▸ Material provided
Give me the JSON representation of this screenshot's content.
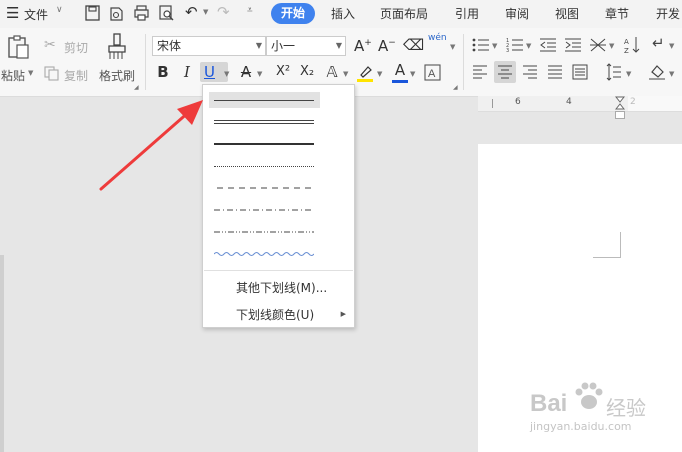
{
  "menubar": {
    "menu_label": "文件",
    "tabs": [
      "开始",
      "插入",
      "页面布局",
      "引用",
      "审阅",
      "视图",
      "章节",
      "开发"
    ],
    "active_tab": "开始",
    "accent_color": "#3f82ee"
  },
  "ribbon": {
    "paste_label": "粘贴",
    "cut_label": "剪切",
    "copy_label": "复制",
    "format_painter_label": "格式刷",
    "font_name": "宋体",
    "font_size": "小一",
    "bold_label": "B",
    "italic_label": "I",
    "underline_label": "U",
    "superscript_label": "X²",
    "subscript_label": "X₂",
    "font_color": "#1a56db",
    "highlight_color": "#ffe400"
  },
  "ruler": {
    "ticks": [
      "6",
      "4",
      "2",
      "2"
    ]
  },
  "underline_menu": {
    "styles": [
      "single",
      "double",
      "thick",
      "dotted",
      "dashed",
      "dash-dot",
      "dash-dot-dot",
      "wave"
    ],
    "selected_style": "single",
    "more_label": "其他下划线(M)...",
    "color_label": "下划线颜色(U)"
  },
  "watermark": {
    "brand": "Bai",
    "brand_suffix": "经验",
    "url": "jingyan.baidu.com"
  },
  "annotation": {
    "arrow_color": "#ee3b3b"
  }
}
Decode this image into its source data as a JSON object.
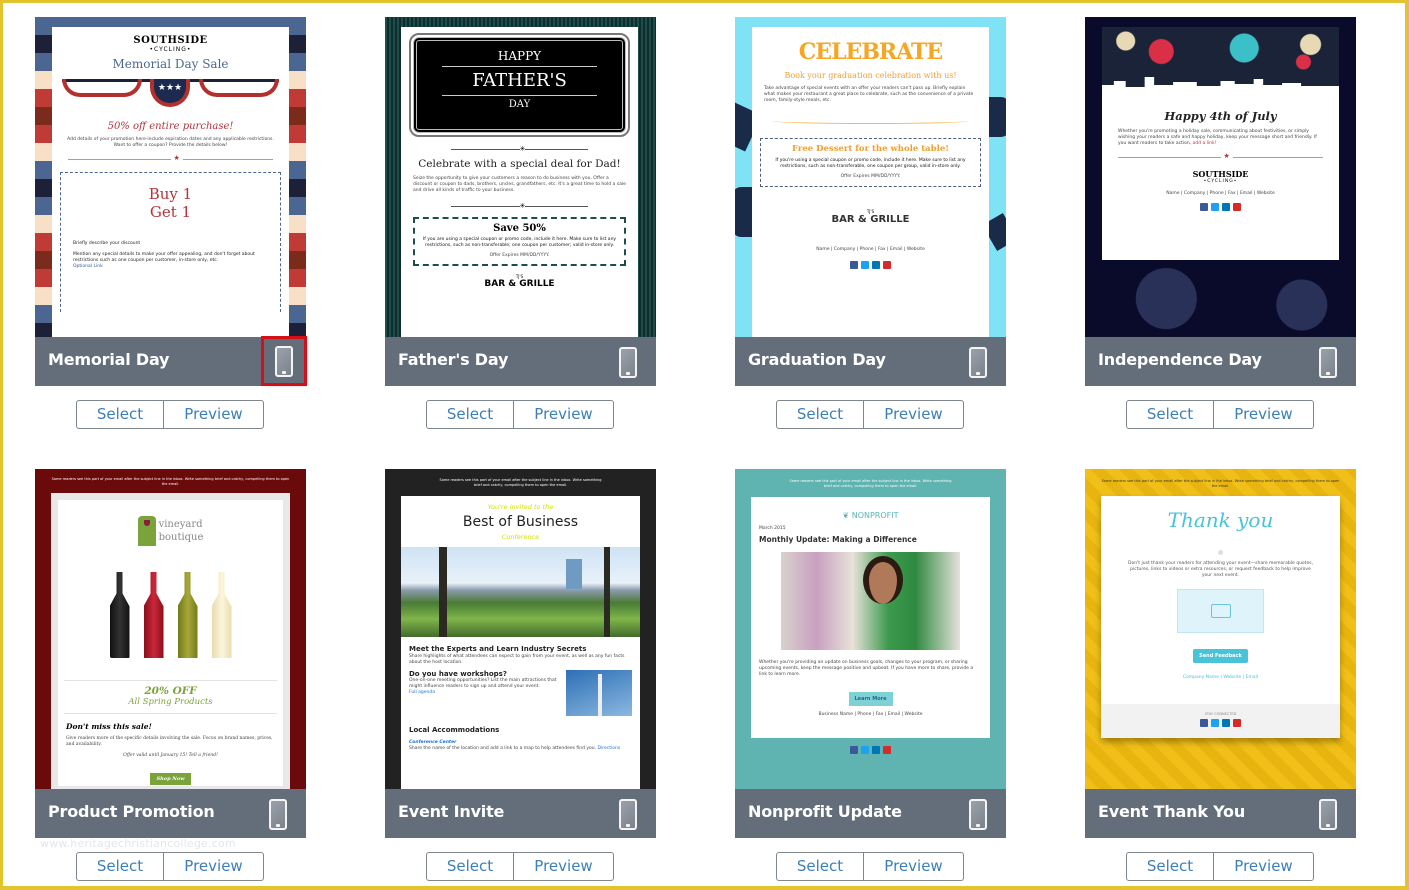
{
  "accent_colors": {
    "frame": "#e2c52e",
    "caption_bg": "#646e7a",
    "button_text": "#3d7fb9",
    "highlight": "#d40f17"
  },
  "templates": [
    {
      "title": "Memorial Day",
      "select_label": "Select",
      "preview_label": "Preview",
      "mobile_icon": "mobile-phone-icon",
      "mobile_highlighted": true,
      "preview": {
        "brand": "SOUTHSIDE",
        "brand_sub": "•CYCLING•",
        "heading": "Memorial Day Sale",
        "offer": "50% off entire purchase!",
        "body": "Add details of your promotion here-include expiration dates and any applicable restrictions. Want to offer a coupon? Provide the details below!",
        "coupon_line1": "Buy 1",
        "coupon_line2": "Get 1",
        "coupon_desc": "Briefly describe your discount",
        "coupon_body": "Mention any special details to make your offer appealing, and don't forget about restrictions such as one coupon per customer, in-store only, etc.",
        "coupon_link": "Optional Link"
      }
    },
    {
      "title": "Father's Day",
      "select_label": "Select",
      "preview_label": "Preview",
      "mobile_icon": "mobile-phone-icon",
      "mobile_highlighted": false,
      "preview": {
        "banner1": "HAPPY",
        "banner2": "FATHER'S",
        "banner3": "DAY",
        "heading": "Celebrate with a special deal for Dad!",
        "body": "Seize the opportunity to give your customers a reason to do business with you. Offer a discount or coupon to dads, brothers, uncles, grandfathers, etc. It's a great time to hold a sale and drive all kinds of traffic to your business.",
        "coupon_title": "Save 50%",
        "coupon_body": "If you are using a special coupon or promo code, include it here. Make sure to list any restrictions, such as non-transferable; one coupon per customer; valid in-store only.",
        "expires": "Offer Expires MM/DD/YYYY.",
        "logo": "BAR & GRILLE",
        "logo_top": "TJ'S"
      }
    },
    {
      "title": "Graduation Day",
      "select_label": "Select",
      "preview_label": "Preview",
      "mobile_icon": "mobile-phone-icon",
      "mobile_highlighted": false,
      "preview": {
        "banner": "CELEBRATE",
        "heading": "Book your graduation celebration with us!",
        "body": "Take advantage of special events with an offer your readers can't pass up. Briefly explain what makes your restaurant a great place to celebrate, such as the convenience of a private room, family-style meals, etc.",
        "coupon_title": "Free Dessert for the whole table!",
        "coupon_body": "If you're using a special coupon or promo code, include it here. Make sure to list any restrictions, such as non-transferable, one coupon per group, valid in-store only.",
        "expires": "Offer Expires MM/DD/YYYY.",
        "logo": "BAR & GRILLE",
        "logo_top": "TJ'S",
        "footer": "Name | Company | Phone | Fax | Email | Website"
      }
    },
    {
      "title": "Independence Day",
      "select_label": "Select",
      "preview_label": "Preview",
      "mobile_icon": "mobile-phone-icon",
      "mobile_highlighted": false,
      "preview": {
        "heading": "Happy 4th of July",
        "body": "Whether you're promoting a holiday sale, communicating about festivities, or simply wishing your readers a safe and happy holiday, keep your message short and friendly. If you want readers to take action,",
        "link": "add a link!",
        "brand": "SOUTHSIDE",
        "brand_sub": "•CYCLING•",
        "footer": "Name | Company | Phone | Fax | Email | Website"
      }
    },
    {
      "title": "Product Promotion",
      "select_label": "Select",
      "preview_label": "Preview",
      "mobile_icon": "mobile-phone-icon",
      "mobile_highlighted": false,
      "preview": {
        "preheader": "Some readers see this part of your email after the subject line in the inbox. Write something brief and catchy, compelling them to open the email.",
        "brand1": "vineyard",
        "brand2": "boutique",
        "offer": "20% OFF",
        "offer_sub": "All Spring Products",
        "heading": "Don't miss this sale!",
        "body": "Give readers more of the specific details involving the sale. Focus on brand names, prices, and availability.",
        "note": "Offer valid until January 15! Tell a friend!",
        "cta": "Shop Now"
      }
    },
    {
      "title": "Event Invite",
      "select_label": "Select",
      "preview_label": "Preview",
      "mobile_icon": "mobile-phone-icon",
      "mobile_highlighted": false,
      "preview": {
        "preheader": "Some readers see this part of your email after the subject line in the inbox. Write something brief and catchy, compelling them to open the email.",
        "kicker": "You're invited to the",
        "heading": "Best of Business",
        "sub": "Conference",
        "s1_title": "Meet the Experts and Learn Industry Secrets",
        "s1_body": "Share highlights of what attendees can expect to gain from your event, as well as any fun facts about the host location.",
        "s2_title": "Do you have workshops?",
        "s2_body": "One-on-one meeting opportunities? List the main attractions that might influence readers to sign up and attend your event.",
        "s2_link": "Full agenda",
        "s3_title": "Local Accommodations",
        "s3_link": "Conference Center",
        "s3_body": "Share the name of the location and add a link to a map to help attendees find you.",
        "s3_link2": "Directions"
      }
    },
    {
      "title": "Nonprofit Update",
      "select_label": "Select",
      "preview_label": "Preview",
      "mobile_icon": "mobile-phone-icon",
      "mobile_highlighted": false,
      "preview": {
        "preheader": "Some readers see this part of your email after the subject line in the inbox. Write something brief and catchy, compelling them to open the email.",
        "brand": "NONPROFIT",
        "date": "March 2015",
        "heading": "Monthly Update: Making a Difference",
        "body": "Whether you're providing an update on business goals, changes to your program, or sharing upcoming events, keep the message positive and upbeat. If you have more to share, provide a link to learn more.",
        "cta": "Learn More",
        "footer": "Business Name | Phone | Fax | Email | Website"
      }
    },
    {
      "title": "Event Thank You",
      "select_label": "Select",
      "preview_label": "Preview",
      "mobile_icon": "mobile-phone-icon",
      "mobile_highlighted": false,
      "preview": {
        "preheader": "Some readers see this part of your email after the subject line in the inbox. Write something brief and catchy, compelling them to open the email.",
        "heading": "Thank you",
        "body": "Don't just thank your readers for attending your event—share memorable quotes, pictures, links to videos or extra resources, or request feedback to help improve your next event.",
        "cta": "Send Feedback",
        "footer": "Company Name | Website | Email",
        "stay": "STAY CONNECTED"
      }
    }
  ],
  "watermark": "www.heritagechristiancollege.com"
}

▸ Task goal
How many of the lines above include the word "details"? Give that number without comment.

▸ Answer to the problem
3